11 May 2023

How can business support be tailored to rural areas?

What should business support look like for rural enterprises in the North East and how should it be targeted?, writes Jonathan Kimmitt, Professor of Entrepreneurship, Durham University Business School. The North East has reached a critical stage with how it provides small business support in rural areas. Centralised support may not always adequately reflect local qualities and needs of small businesses, whilst other forms of support may be under threat altogether.

Understanding rural enterprise dynamics

Our analysis of typical enterprise policy and support highlights that most support for small and new businesses tends to focus on promoting radical innovations, using high-tech with an emphasis towards high growth and rapid scaling. On the one hand, this may be relevant to a handful of businesses in rural areas, but such policies tend not to reflect local realities particularly well. On the other hand, local funders, officials, advisors, and other intermediaries may have a better understanding of these local realities but the systematic drivers of the rural support ecosystem are not well understood.

One of seven projects funded by the National Innovation Centre for Rural Enterprise (NICRE), the primary objective of this research is to provide relevant tools to help better understand rural enterprise dynamics in their specific local area. Our project is relevant for anyone involved in supporting rural enterprises such as policymakers, local authorities and agencies, grant funders, investors, business advisors, training organisations and other local intermediary organisations.

Background research

The project is underpinned by prior published research from the project team. We will share our experiences of developing this research in thriving rural areas in Chile.
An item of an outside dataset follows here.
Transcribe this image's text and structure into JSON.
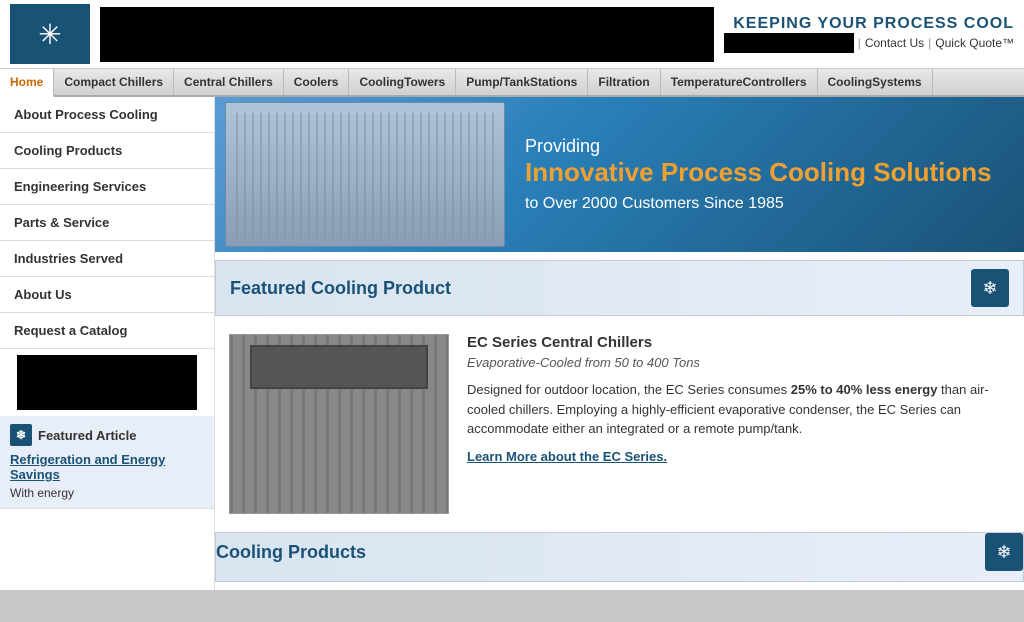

Through a series of interviews (see below), the project will adapt the “Rural Entrepreneurship Framework for Local Economic and Communal Thriving” (REFLECT) framework specifically to a North East and UK context.

The previously developed framework is made up of four key drivers of thriving rural enterprise contexts and 11 underpinning dimensions.

  1. Rural entrepreneurial dynamics refer to the presence of localised support, place-sensitive trading, and the presence of collaborative spaces.
  2. Entrepreneurial sense of rurality refers to place-sensitive products being embedded in culture and the territory.
  3. Entrepreneurial rural locale indicates the informal rules, shared beliefs that facilitate the development of the area.
  4. Finally, biophysical place of rural entrepreneurship refers to the role of rural natural capital and built assets as enablers of rural enterprise areas.

Our approach involves a solution-oriented research process through which our basic initial discoveries can be developed in a way that policymakers and other support organisations can make use of it to transform their practice.

Next steps – interviews

Those involved in supporting rural enterprises are encouraged to share their views in an interview with the project team to help understand the key drivers of thriving rural contexts for small businesses. Participants will receive a short brief with some questions before hand. This information will then be used to develop a refined version of the framework which will subsequently be developed into an interactive online tool for free widespread use. Participants will be invited to attend an event at the end and their contributions will be recognised in the final version of the research report.

If you are interested in being involved, please contact Jonathan Kimmitt at jonathan.kimmitt@durham.ac.uk